- Each portion of the course was termed a "game", on which two people were allowed at any given time. Ladders were restricted to one person at a time.
The first obstacle was passing the Can Hook over the connector. "Think of it as a 3D puzzle." urged our guide. The gap in the hook would only slide over the thinnest portion of the metal connector one way, so the hook would need to be rotated to achieve this. Passing the hook over the connectors grew easier over time, though passing it along the cables of the games was less enticing. Due to elevation differences, the hook would often slide back onto my face, banging my glasses frequently. Perhaps the issue was height-related, for taller participants would simply move along the cables by pushing the hook with their body.
Protection from tree branches was provided via helmets - particularly necessary when maneuvering upwards. Oftentimes, I was so deeply focused on the games that the immediate surroundings became less relevant. I saw not the fine branches that would spike me should I plummet, but the end of the games that seemed so close yet so near at the same time.
Like climbing, there were multiple ways to approach a game (or "problem"). While I opted to use wider stances for greater contact surface area with the crossing panels, others chose to maintain their centre of gravity by taking smaller steps along the cables. The cables were less slippery than the planks and logs, though the limited points of contact entailed higher risk of ankle injury if unstable. Hiking boots ought really be recommended for this activity, rather than the mere baseline of "closed-toe shoes".
A cable burn/bruise was suffered on the left arm during the last game of my third attempted course. Though, this was quite minimal in comparison to the blue-black pole bruise I had acquired the evening prior.
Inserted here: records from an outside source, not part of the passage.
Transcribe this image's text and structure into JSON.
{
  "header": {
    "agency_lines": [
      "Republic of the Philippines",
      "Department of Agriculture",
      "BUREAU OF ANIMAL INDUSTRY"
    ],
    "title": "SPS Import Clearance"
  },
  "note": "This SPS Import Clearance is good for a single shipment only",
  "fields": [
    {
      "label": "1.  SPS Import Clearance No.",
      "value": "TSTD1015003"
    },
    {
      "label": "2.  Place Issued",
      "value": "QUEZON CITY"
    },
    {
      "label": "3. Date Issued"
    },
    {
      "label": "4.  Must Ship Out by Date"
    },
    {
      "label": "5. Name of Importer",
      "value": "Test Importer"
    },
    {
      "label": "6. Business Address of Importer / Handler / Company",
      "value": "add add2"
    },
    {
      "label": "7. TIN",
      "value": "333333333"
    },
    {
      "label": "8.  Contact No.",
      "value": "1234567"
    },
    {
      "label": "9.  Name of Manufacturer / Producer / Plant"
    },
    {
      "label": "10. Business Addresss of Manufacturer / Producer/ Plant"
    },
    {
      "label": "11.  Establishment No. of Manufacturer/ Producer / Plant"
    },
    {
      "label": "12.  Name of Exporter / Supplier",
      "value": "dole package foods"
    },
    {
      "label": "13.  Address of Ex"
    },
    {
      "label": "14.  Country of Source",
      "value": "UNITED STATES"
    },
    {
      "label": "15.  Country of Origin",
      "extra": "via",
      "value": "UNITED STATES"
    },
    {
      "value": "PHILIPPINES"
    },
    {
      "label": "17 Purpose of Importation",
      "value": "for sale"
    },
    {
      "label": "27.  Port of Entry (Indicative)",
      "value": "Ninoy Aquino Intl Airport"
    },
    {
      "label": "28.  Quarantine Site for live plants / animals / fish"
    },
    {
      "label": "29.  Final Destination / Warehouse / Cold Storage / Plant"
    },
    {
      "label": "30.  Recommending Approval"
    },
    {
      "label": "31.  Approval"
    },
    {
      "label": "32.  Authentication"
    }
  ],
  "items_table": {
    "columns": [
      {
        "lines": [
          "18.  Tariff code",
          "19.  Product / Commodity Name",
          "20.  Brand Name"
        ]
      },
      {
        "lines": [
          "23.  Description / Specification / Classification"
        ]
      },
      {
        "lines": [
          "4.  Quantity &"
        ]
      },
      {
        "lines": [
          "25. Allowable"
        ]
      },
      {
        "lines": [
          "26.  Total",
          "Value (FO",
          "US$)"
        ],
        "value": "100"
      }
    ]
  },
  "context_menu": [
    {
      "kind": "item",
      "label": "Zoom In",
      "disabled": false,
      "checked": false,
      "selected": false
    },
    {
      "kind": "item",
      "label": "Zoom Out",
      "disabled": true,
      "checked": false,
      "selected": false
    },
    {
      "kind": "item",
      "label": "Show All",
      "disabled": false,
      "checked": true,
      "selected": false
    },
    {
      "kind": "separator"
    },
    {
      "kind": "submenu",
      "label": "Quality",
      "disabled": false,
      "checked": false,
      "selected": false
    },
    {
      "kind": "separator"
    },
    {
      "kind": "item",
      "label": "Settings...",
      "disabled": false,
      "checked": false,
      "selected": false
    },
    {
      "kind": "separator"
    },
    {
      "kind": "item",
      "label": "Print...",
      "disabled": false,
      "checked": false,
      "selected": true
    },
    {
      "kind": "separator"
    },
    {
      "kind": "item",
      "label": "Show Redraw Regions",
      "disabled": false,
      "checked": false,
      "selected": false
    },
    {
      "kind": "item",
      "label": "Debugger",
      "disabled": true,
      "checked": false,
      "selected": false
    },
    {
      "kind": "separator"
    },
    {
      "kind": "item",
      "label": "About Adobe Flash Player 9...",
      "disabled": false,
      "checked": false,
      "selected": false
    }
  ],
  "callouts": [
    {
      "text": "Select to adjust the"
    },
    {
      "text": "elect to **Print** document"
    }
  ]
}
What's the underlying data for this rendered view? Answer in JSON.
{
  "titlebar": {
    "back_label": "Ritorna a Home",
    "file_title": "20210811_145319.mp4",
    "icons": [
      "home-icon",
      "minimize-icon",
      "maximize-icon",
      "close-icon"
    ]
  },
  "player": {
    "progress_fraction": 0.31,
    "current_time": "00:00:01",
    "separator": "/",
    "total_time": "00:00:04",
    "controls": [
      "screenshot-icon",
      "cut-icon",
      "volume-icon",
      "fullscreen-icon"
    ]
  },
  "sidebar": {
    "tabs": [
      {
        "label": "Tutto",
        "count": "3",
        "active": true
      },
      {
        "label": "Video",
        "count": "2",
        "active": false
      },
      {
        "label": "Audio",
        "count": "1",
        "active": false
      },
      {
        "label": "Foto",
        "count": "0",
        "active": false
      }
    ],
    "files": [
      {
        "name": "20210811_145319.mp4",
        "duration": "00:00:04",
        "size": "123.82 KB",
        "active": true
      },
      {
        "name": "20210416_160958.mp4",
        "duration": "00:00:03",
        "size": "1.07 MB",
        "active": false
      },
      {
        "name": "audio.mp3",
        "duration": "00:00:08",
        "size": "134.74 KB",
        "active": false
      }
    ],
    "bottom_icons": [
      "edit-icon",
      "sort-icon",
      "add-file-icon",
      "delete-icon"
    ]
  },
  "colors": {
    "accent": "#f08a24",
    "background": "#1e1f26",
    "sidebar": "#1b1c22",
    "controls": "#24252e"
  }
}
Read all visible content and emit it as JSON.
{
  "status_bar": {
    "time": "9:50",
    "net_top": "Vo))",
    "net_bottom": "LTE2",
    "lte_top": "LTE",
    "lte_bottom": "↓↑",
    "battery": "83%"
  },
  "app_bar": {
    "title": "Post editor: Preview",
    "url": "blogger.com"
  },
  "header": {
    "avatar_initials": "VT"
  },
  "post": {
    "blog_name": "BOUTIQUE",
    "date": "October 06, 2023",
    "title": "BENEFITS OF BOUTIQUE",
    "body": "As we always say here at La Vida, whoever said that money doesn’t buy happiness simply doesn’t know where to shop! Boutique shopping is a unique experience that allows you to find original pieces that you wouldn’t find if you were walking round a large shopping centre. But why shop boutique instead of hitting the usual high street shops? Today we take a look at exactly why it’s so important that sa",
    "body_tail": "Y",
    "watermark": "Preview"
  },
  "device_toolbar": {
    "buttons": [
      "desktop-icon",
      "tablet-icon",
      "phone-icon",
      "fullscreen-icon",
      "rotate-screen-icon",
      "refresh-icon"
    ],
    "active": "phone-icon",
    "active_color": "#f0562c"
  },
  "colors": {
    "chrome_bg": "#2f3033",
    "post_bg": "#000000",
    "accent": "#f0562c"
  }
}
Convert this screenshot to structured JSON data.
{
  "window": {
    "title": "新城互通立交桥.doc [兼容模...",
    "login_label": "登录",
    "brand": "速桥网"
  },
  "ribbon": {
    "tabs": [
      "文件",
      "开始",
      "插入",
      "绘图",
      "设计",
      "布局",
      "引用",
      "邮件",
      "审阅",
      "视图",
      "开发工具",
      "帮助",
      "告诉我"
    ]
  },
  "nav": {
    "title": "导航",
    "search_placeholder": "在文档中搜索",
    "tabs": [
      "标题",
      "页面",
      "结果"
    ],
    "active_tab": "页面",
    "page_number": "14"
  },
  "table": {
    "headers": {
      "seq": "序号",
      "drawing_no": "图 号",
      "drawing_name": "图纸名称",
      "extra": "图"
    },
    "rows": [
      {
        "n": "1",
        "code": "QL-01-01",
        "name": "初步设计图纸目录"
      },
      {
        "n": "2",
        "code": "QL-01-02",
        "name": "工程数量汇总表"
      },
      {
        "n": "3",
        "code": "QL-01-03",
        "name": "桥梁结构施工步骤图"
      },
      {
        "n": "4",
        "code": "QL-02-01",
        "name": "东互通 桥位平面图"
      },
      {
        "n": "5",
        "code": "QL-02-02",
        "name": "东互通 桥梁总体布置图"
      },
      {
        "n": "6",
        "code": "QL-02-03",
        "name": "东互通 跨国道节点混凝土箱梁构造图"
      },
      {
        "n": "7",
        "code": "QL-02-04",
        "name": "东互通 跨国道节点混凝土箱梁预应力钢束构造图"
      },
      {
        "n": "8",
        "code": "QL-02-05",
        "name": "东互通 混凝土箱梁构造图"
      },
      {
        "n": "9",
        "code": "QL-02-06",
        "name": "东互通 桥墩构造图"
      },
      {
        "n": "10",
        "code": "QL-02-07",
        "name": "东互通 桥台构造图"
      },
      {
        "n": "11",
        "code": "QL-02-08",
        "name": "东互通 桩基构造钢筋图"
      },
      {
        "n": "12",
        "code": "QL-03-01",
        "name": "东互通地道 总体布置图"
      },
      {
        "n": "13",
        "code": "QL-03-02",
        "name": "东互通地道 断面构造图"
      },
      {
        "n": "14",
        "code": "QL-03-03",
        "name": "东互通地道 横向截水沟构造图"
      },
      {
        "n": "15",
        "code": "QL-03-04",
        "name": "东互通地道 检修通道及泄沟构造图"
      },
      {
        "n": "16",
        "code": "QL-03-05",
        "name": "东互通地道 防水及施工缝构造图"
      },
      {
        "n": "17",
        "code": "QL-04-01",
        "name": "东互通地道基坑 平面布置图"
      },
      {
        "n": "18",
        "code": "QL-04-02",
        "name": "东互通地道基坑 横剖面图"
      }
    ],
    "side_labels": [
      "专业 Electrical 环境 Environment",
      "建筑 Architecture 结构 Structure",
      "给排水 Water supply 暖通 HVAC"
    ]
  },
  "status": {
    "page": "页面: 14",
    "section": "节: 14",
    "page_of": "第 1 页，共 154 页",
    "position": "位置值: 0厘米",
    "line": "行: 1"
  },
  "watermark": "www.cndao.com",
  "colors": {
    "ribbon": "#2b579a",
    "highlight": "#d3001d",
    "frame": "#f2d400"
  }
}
By the time we had reached the advanced course, we were both quite fatigued. Nonetheless, we powered through. A swing contraption (that I nearly slid off), bottom-removed cargo net, and twisted cable made for the trickiest games of the entire park. Strategically positioned between the challenges were landing platforms overlooking Heart Lake. The view was stellar, and likely only more majestic once leaves begin to sprout, frame the azureness with a luscious, flittering green.
Equipment was returned to the racks at the end of our session, and the baggy hoodie was donned once more for warmth.
It had been an exciting adventure - thoughtfully planned and engaging for both the mind and body. Tightness was felt in the quads as well as the upper back and shoulders, but most noticeable of all was, undoubtedly, the swollen fingers. The venture had been deemed worth the one-time investment, though unlikely in succession as the novelty of the course would be lost.
A brief visit to The Rec Room was made. Visitor volumes were atrociously high during pre-supper hours, leading to a wait upwards of twenty minutes for one round of Pump It Up! By the third song, I was too tired to proceed. We, or rather I, called it a day and we zipped off to dinner.
Surely enough, at 8:30 PM, I received the notification. Our table was ready.
The waitress was quick to inquire of any beverage choices, delivering my Pump Signature Amber pint shortly after glasses of water. Our shared entrées, however, would be delayed until around the 9 PM mark.
The pricier of the duo, the Fettuccine del Mare was a delicious medley of shrimp, clams, and mussels atop al dente ribbons of fettuccine. The incorporation of garlic butter was equally subtle and distinct, broadening the dish's complexity while allowing the seafood to remain in the spotlight. After obtaining a relaxed nod from across the table, I snagged the garlic bread and immediately chomped away. The texture was impeccable: a fabulous cronch edged with mild pungency.